Open the terminal into the folder you have the appimage.
Make it executable:
chmod a+x krita-3.0-x86_64.appimage
Appimages are ISOs with all the necessary libraries inside, meaning no fiddling with repositories and dependencies, at the cost of a slight bit more diskspace taken up (And this size would only be bigger if you were using Plasma to begin with).
Ubuntu and Kubuntu¶
It does not matter which version of Ubuntu you use, Krita will run just fine. However, by default, only a very old version of Krita is available. You should either use the appimage, or the snap available from Ubuntu’s app store.
The latest stable builds are available from KDE:Extra repo:
Krita is also in the official repos, you can install it from Yast.
Krita is in the official repos as calligra-krita, you can install it by using packagekit (Add/Remove Software) or by writing the following command in terminal:
dnf install krita
You can also use the software center such as gnome software center or Discover to install Krita.
The latest version of Krita available in Debian is 3.1.1. To install Krita type the following line in terminal:
apt install krita
Arch Linux provides krita package in the Extra repository. You can install Krita by using the following command:
pacman -S krita
You can install the most recent build of Krita using an aur helper such as aurman.
aurman -S krita-beta
Mac OSX is very experimental right now and unstable, don’t use it for production purpose.
You can download the latest binary if you want from our website. It has only been reported to work with Mac OSX 10.9.
While it is certainly more difficult to compile Krita from source than it is to install from prebuilt packages, there are certain advantages that might make the effort worth it:
You can follow the development of Krita on the foot. If you compile Krita regularly from the development repository, you will be able to play with all the new features that the developers are working on.
You can compile optimized for your processor. Most pre-built packages are built for the lowest-common denominator.
You will be getting all the bug fixes as soon as possible as well.
You can help the developers by giving us your feedback on features as they are being developed and you can test bug fixes for us. This is hugely important, which is why our regular testers get their name in the about box just like developers.
Of course, there are also disadvantages: when building from the current development source repository you also get all the unfinished features. It might mean less stability for a while, or things shown in the user interface that don’t work. But in practice, there is seldom really bad instability, and if it is, it’s easy for you to go back to a revision that does work.
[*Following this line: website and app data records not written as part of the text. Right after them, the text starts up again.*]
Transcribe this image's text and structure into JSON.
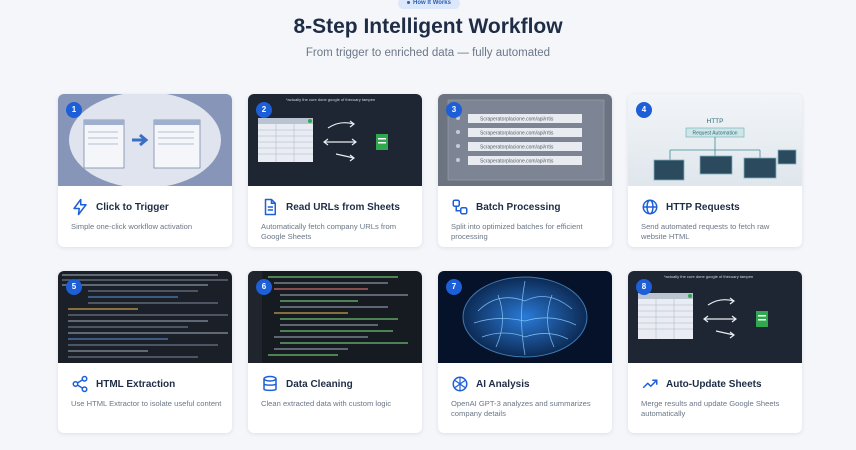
{
  "header": {
    "badge": "How It Works",
    "title": "8-Step Intelligent Workflow",
    "subtitle": "From trigger to enriched data — fully automated"
  },
  "accent": "#1d5fd8",
  "steps": [
    {
      "num": "1",
      "title": "Click to Trigger",
      "desc": "Simple one-click workflow activation",
      "icon": "lightning-icon"
    },
    {
      "num": "2",
      "title": "Read URLs from Sheets",
      "desc": "Automatically fetch company URLs from Google Sheets",
      "icon": "document-icon"
    },
    {
      "num": "3",
      "title": "Batch Processing",
      "desc": "Split into optimized batches for efficient processing",
      "icon": "batch-icon"
    },
    {
      "num": "4",
      "title": "HTTP Requests",
      "desc": "Send automated requests to fetch raw website HTML",
      "icon": "globe-icon"
    },
    {
      "num": "5",
      "title": "HTML Extraction",
      "desc": "Use HTML Extractor to isolate useful content",
      "icon": "share-icon"
    },
    {
      "num": "6",
      "title": "Data Cleaning",
      "desc": "Clean extracted data with custom logic",
      "icon": "database-icon"
    },
    {
      "num": "7",
      "title": "AI Analysis",
      "desc": "OpenAI GPT-3 analyzes and summarizes company details",
      "icon": "ai-icon"
    },
    {
      "num": "8",
      "title": "Auto-Update Sheets",
      "desc": "Merge results and update Google Sheets automatically",
      "icon": "trending-icon"
    }
  ],
  "thumbs": {
    "sheets_caption": "*actually the cure done google of thecuary tampen",
    "batch_rows": [
      "Scraperatorplacione.com/api/rrtis",
      "Scraperatorplacione.com/api/rrtis",
      "Scraperatorplacione.com/api/rrtis",
      "Scraperatorplacione.com/api/rrtis"
    ],
    "http_title": "HTTP",
    "http_label": "Request Automation"
  }
}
So… If you want to start compiling from source, begin with the latest build instructions from the excellent illustrated guide by David Revoy.
There is more information and troubleshooting help on the Calligra wiki.
If you encounter any problems, or if you are new to compiling software, don’t hesitate to contact the Krita developers. There are three main communication channels: